*Exercise directions*
Every line containing the string "highlighted" is to be copied from the records.

*Records provided*

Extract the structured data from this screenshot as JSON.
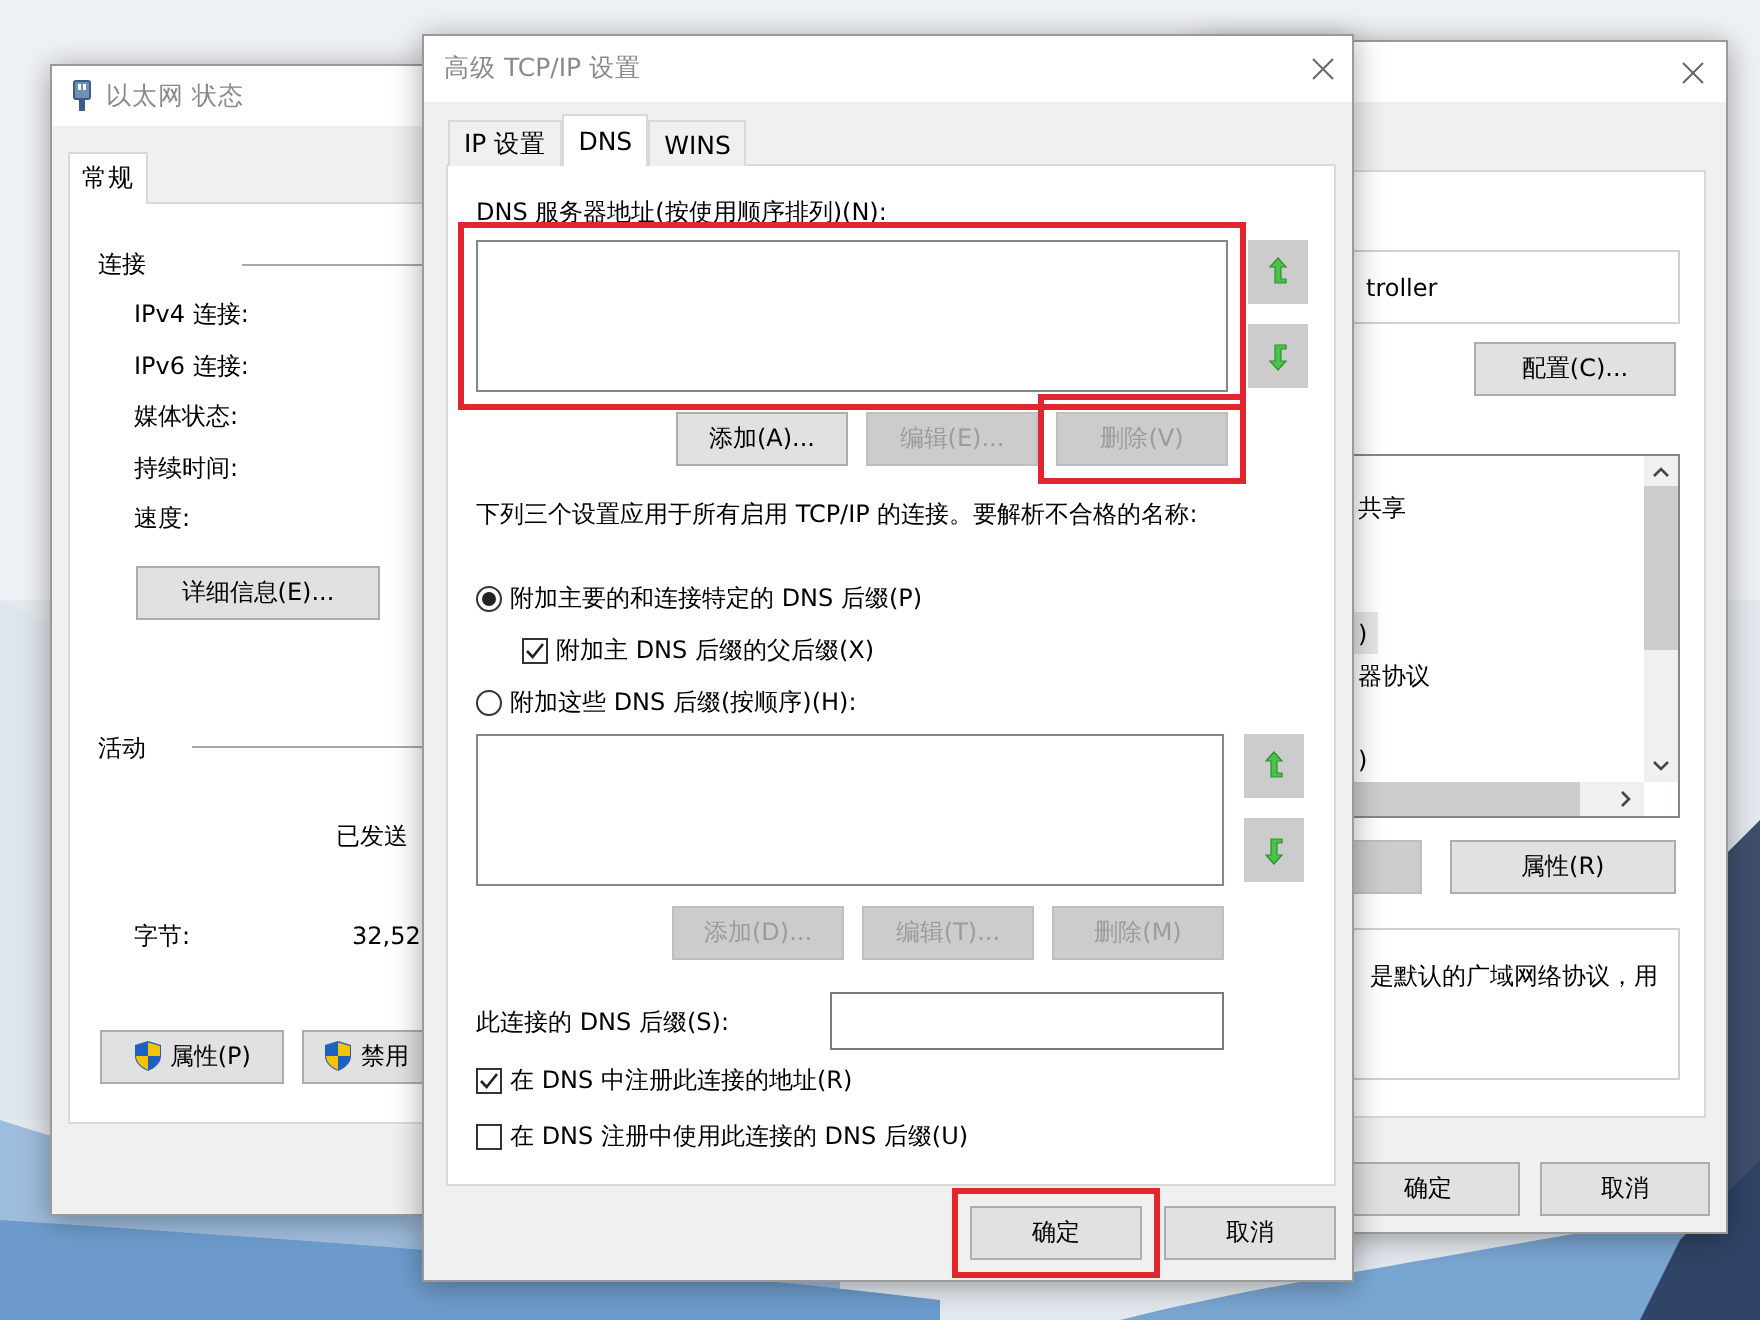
{
  "status_window": {
    "title": "以太网 状态",
    "tabs": [
      {
        "label": "常规",
        "selected": true
      }
    ],
    "connection": {
      "heading": "连接",
      "fields": [
        "IPv4 连接:",
        "IPv6 连接:",
        "媒体状态:",
        "持续时间:",
        "速度:"
      ],
      "details_button": "详细信息(E)..."
    },
    "activity": {
      "heading": "活动",
      "sent_heading": "已发送",
      "bytes_label": "字节:",
      "bytes_sent": "32,52"
    },
    "buttons": [
      {
        "label": "属性(P)"
      },
      {
        "label": "禁用"
      }
    ]
  },
  "tcpip_window": {
    "title": "高级 TCP/IP 设置",
    "tabs": [
      {
        "label": "IP 设置",
        "selected": false
      },
      {
        "label": "DNS",
        "selected": true
      },
      {
        "label": "WINS",
        "selected": false
      }
    ],
    "dns_servers": {
      "label": "DNS 服务器地址(按使用顺序排列)(N):",
      "highlighted": true,
      "buttons": [
        {
          "label": "添加(A)...",
          "disabled": false,
          "highlighted": false
        },
        {
          "label": "编辑(E)...",
          "disabled": true,
          "highlighted": false
        },
        {
          "label": "删除(V)",
          "disabled": true,
          "highlighted": true
        }
      ]
    },
    "note": "下列三个设置应用于所有启用 TCP/IP 的连接。要解析不合格的名称:",
    "suffix_options": [
      {
        "kind": "radio",
        "label": "附加主要的和连接特定的 DNS 后缀(P)",
        "selected": true,
        "children": [
          {
            "kind": "checkbox",
            "label": "附加主 DNS 后缀的父后缀(X)",
            "checked": true
          }
        ]
      },
      {
        "kind": "radio",
        "label": "附加这些 DNS 后缀(按顺序)(H):",
        "selected": false
      }
    ],
    "suffix_list": {
      "buttons": [
        {
          "label": "添加(D)...",
          "disabled": true
        },
        {
          "label": "编辑(T)...",
          "disabled": true
        },
        {
          "label": "删除(M)",
          "disabled": true
        }
      ]
    },
    "connection_suffix": {
      "label": "此连接的 DNS 后缀(S):"
    },
    "register_options": [
      {
        "label": "在 DNS 中注册此连接的地址(R)",
        "checked": true
      },
      {
        "label": "在 DNS 注册中使用此连接的 DNS 后缀(U)",
        "checked": false
      }
    ],
    "buttons": [
      {
        "label": "确定",
        "highlighted": true
      },
      {
        "label": "取消",
        "highlighted": false
      }
    ]
  },
  "properties_window": {
    "adapter_name": "troller",
    "configure_button": "配置(C)...",
    "items": [
      {
        "text": "共享",
        "selected": false
      },
      {
        "text": ")",
        "selected": true
      },
      {
        "text": "器协议",
        "selected": false
      },
      {
        "text": ")",
        "selected": false
      }
    ],
    "buttons": [
      {
        "disabled": true
      },
      {
        "label": "属性(R)",
        "disabled": false
      }
    ],
    "description": "是默认的广域网络协议，用",
    "footer_buttons": [
      {
        "label": "确定"
      },
      {
        "label": "取消"
      }
    ]
  }
}
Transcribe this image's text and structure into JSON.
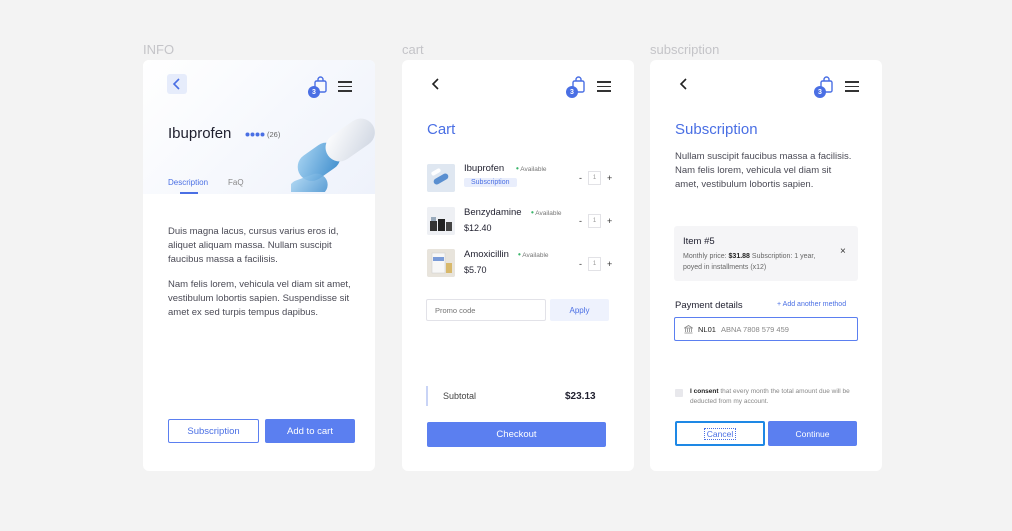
{
  "frames": {
    "info": "INFO",
    "cart": "cart",
    "subscription": "subscription"
  },
  "cart_badge_count": "3",
  "info": {
    "product_name": "Ibuprofen",
    "rating_count": "(26)",
    "tabs": [
      {
        "label": "Description"
      },
      {
        "label": "FaQ"
      }
    ],
    "description_p1": "Duis magna lacus, cursus varius eros id, aliquet aliquam massa. Nullam suscipit faucibus massa a facilisis.",
    "description_p2": "Nam felis lorem, vehicula vel diam sit amet, vestibulum lobortis sapien. Suspendisse sit amet ex sed turpis tempus dapibus.",
    "subscription_button": "Subscription",
    "add_to_cart_button": "Add to cart"
  },
  "cart": {
    "title": "Cart",
    "items": [
      {
        "name": "Ibuprofen",
        "availability": "Available",
        "tag": "Subscription",
        "qty": "1"
      },
      {
        "name": "Benzydamine",
        "availability": "Available",
        "price": "$12.40",
        "qty": "1"
      },
      {
        "name": "Amoxicillin",
        "availability": "Available",
        "price": "$5.70",
        "qty": "1"
      }
    ],
    "minus": "-",
    "plus": "+",
    "promo_placeholder": "Promo code",
    "apply_button": "Apply",
    "subtotal_label": "Subtotal",
    "subtotal_value": "$23.13",
    "checkout_button": "Checkout"
  },
  "subscription": {
    "title": "Subscription",
    "intro": "Nullam suscipit faucibus massa a facilisis. Nam felis lorem, vehicula vel diam sit amet, vestibulum lobortis sapien.",
    "item_title": "Item #5",
    "item_detail_pre": "Monthly price: ",
    "item_price": "$31.88",
    "item_detail_post": " Subscription: 1 year, poyed in installments (x12)",
    "close": "×",
    "payment_label": "Payment details",
    "add_method": "Add another method",
    "add_method_plus": "+",
    "iban_code": "NL01",
    "iban_rest": "ABNA 7808 579 459",
    "consent_bold": "I consent",
    "consent_rest": " that every month the total amount due will be deducted from my account.",
    "cancel_button": "Cancel",
    "continue_button": "Continue"
  },
  "colors": {
    "accent": "#5b7ff0",
    "accent_text": "#4a6fe4",
    "available": "#3ab56a",
    "background": "#f3f3f3"
  },
  "icons": [
    "back-arrow-icon",
    "shopping-bag-icon",
    "hamburger-menu-icon",
    "close-icon",
    "bank-icon",
    "plus-icon",
    "rating-dots-icon",
    "pill-capsule-image"
  ]
}
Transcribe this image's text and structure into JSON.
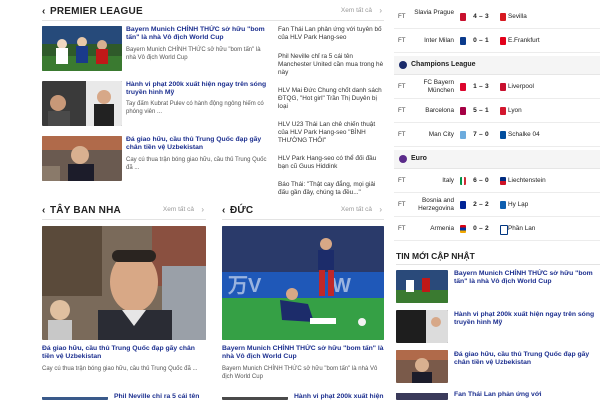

*Written answer*
      "highlighted": true,
          "highlighted": false
          "highlighted": false
          "highlighted": true
        "highlighted": true
        "highlighted": false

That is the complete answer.